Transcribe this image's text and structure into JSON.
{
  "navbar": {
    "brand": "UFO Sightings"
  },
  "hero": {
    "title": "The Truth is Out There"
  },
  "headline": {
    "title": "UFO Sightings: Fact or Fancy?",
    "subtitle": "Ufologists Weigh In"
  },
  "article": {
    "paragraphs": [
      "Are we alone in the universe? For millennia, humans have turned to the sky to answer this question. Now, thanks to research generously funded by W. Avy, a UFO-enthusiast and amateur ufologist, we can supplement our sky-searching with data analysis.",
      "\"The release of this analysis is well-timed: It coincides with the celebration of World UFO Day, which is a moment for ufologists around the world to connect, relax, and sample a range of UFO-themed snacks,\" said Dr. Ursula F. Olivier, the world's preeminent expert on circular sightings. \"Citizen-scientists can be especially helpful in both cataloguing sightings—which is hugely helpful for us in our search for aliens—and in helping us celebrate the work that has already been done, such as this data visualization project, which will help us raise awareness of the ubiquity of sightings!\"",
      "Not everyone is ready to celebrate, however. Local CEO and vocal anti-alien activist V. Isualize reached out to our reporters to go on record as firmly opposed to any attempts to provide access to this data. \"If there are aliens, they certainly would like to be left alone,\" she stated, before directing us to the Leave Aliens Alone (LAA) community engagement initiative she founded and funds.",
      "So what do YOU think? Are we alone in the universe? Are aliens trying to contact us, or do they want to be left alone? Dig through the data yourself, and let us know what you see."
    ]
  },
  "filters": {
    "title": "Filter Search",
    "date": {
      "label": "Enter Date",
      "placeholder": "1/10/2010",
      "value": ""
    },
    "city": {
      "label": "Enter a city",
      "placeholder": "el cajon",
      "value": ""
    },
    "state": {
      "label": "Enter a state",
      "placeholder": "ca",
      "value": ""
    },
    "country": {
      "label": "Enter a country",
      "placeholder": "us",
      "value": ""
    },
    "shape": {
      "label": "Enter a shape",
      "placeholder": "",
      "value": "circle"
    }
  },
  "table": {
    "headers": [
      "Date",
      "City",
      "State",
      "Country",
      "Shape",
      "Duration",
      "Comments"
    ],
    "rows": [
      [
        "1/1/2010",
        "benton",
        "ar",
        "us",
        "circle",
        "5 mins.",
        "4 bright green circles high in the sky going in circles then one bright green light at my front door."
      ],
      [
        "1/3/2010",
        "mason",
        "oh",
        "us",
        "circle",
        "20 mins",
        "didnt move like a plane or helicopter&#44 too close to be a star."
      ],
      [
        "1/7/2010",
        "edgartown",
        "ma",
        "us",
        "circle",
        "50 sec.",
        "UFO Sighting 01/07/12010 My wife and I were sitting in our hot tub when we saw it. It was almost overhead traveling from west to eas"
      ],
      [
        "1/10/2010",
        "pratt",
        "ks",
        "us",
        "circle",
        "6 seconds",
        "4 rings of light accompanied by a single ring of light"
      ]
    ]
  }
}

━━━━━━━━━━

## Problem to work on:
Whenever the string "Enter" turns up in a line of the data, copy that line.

## Output:
      "label": "Enter Date",
      "label": "Enter a city",
      "label": "Enter a state",
      "label": "Enter a country",
      "label": "Enter a shape",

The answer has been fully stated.